[Extracted data entries]
____________________

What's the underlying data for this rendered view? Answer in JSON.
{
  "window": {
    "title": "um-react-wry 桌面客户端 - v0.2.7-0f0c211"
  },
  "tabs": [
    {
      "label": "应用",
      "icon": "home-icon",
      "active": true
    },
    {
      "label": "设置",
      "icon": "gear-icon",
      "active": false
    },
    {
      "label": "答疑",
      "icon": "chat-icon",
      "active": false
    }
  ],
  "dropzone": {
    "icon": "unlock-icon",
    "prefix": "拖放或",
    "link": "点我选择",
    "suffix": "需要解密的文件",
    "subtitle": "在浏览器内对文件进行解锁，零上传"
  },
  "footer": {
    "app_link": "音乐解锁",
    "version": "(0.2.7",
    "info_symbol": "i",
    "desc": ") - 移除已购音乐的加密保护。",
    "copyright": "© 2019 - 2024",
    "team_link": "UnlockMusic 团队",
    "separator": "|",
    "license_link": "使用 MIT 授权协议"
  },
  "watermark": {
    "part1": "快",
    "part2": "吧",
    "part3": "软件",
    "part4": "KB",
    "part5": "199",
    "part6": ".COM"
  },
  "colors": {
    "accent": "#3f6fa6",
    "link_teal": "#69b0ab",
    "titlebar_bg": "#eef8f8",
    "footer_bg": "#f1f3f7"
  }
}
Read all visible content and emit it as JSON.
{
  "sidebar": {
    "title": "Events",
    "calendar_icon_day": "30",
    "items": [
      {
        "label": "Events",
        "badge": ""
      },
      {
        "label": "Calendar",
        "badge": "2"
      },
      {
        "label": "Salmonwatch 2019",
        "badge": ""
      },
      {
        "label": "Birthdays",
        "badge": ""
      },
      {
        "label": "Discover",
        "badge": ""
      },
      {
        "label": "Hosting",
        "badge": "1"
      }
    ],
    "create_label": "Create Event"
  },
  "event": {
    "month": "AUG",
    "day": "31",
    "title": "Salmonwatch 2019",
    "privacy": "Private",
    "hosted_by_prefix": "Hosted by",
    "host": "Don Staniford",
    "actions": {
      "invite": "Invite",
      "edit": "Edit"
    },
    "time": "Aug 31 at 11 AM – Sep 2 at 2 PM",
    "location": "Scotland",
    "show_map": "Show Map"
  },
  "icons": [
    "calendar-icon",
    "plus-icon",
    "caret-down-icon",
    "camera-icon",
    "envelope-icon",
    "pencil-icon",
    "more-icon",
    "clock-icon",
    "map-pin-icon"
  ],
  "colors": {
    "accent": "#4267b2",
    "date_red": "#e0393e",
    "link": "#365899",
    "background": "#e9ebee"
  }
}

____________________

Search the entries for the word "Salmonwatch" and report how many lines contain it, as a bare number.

Output of the exercise:
2